**Your instructions**
Among the entries below, how many lines contain "ENRIQUE"? Answer with the number only.

(Entries taken from a collection)
*** Begin section ***

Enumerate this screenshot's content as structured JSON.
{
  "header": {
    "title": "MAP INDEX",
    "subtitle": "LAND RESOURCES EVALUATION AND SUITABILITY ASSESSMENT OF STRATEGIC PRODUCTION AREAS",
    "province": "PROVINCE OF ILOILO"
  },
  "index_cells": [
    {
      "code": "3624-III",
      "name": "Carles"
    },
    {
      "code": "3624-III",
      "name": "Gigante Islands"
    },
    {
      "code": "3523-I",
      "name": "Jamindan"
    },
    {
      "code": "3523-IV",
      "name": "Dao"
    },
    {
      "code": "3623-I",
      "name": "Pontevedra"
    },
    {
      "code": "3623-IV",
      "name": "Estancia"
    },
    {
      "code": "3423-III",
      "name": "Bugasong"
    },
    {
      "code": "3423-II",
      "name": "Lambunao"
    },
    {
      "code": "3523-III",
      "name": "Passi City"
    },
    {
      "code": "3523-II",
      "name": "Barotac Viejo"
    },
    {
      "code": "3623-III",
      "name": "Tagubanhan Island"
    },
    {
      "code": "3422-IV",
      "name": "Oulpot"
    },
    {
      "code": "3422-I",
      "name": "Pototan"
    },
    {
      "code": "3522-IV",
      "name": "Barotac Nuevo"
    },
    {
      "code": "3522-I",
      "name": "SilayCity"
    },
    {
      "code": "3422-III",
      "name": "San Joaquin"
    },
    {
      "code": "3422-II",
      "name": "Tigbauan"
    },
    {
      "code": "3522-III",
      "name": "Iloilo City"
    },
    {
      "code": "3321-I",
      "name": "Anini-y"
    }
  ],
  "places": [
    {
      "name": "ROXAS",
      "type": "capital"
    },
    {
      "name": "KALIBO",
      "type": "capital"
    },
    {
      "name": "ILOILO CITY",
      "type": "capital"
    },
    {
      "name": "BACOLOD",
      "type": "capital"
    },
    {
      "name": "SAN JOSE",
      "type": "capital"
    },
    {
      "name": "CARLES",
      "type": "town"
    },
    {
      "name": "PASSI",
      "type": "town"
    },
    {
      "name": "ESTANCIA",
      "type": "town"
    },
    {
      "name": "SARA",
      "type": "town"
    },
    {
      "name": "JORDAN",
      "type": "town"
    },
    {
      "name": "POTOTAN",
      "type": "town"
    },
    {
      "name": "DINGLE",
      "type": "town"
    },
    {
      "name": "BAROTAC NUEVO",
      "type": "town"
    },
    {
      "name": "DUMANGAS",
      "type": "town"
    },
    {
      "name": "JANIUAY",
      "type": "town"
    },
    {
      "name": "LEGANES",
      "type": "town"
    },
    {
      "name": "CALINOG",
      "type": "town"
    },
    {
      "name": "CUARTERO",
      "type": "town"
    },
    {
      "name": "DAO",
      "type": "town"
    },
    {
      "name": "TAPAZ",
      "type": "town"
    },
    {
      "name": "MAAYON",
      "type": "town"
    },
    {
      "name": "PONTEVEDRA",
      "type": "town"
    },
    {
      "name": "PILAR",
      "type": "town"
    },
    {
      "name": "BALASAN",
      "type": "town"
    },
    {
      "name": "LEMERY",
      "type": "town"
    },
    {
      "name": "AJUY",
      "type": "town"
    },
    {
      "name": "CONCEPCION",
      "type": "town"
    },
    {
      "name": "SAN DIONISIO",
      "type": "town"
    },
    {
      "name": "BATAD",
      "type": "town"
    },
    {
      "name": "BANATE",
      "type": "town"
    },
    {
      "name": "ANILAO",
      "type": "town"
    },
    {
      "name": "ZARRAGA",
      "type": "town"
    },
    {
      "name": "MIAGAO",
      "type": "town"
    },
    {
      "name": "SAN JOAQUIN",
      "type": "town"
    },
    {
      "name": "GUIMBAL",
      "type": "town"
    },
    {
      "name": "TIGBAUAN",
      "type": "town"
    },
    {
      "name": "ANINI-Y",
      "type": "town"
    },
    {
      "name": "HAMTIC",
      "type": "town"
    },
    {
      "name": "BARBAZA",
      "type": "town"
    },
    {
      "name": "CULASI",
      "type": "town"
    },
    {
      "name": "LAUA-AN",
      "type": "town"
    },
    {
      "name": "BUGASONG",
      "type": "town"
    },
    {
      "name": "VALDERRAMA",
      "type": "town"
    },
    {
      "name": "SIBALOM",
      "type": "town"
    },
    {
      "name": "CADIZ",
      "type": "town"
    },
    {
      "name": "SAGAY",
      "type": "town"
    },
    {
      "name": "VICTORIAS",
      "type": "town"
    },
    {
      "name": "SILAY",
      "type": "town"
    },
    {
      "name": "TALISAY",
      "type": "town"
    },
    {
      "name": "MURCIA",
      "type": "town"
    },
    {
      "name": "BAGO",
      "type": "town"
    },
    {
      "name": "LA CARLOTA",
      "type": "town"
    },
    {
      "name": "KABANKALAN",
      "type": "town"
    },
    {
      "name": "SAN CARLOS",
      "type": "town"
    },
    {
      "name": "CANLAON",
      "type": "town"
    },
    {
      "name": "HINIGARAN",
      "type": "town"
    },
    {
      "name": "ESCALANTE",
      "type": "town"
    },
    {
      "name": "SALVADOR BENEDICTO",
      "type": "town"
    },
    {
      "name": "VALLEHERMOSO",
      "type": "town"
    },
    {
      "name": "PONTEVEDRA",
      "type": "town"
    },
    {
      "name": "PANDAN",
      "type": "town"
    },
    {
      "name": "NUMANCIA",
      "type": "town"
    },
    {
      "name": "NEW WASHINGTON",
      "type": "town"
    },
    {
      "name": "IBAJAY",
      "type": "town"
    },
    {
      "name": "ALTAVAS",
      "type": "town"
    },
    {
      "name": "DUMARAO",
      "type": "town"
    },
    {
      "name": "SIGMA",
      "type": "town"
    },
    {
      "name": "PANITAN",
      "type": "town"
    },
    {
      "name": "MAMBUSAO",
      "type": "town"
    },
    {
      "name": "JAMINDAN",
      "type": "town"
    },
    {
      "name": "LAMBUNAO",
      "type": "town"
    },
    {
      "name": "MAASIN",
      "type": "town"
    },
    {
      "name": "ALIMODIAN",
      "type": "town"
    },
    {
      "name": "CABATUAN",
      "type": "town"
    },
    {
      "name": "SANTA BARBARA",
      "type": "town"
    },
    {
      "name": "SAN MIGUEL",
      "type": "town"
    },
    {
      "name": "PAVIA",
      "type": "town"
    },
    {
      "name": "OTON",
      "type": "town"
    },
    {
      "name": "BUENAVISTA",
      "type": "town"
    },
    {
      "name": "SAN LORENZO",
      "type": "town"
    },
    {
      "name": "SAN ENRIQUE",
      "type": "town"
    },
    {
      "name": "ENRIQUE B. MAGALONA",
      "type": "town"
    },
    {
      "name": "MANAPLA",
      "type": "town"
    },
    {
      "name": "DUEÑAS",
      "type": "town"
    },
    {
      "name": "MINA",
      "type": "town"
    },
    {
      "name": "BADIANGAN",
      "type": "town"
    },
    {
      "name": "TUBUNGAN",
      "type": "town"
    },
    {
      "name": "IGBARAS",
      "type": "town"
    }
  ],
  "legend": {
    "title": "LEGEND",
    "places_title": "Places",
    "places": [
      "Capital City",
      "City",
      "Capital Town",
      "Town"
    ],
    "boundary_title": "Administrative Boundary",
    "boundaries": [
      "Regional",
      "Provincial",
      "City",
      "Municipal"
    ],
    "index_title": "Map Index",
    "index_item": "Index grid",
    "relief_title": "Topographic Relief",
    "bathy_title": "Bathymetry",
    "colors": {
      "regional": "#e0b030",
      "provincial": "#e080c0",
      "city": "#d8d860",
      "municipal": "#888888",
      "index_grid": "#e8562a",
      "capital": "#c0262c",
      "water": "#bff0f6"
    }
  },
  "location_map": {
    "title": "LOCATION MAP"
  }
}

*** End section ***

**Answer space**
2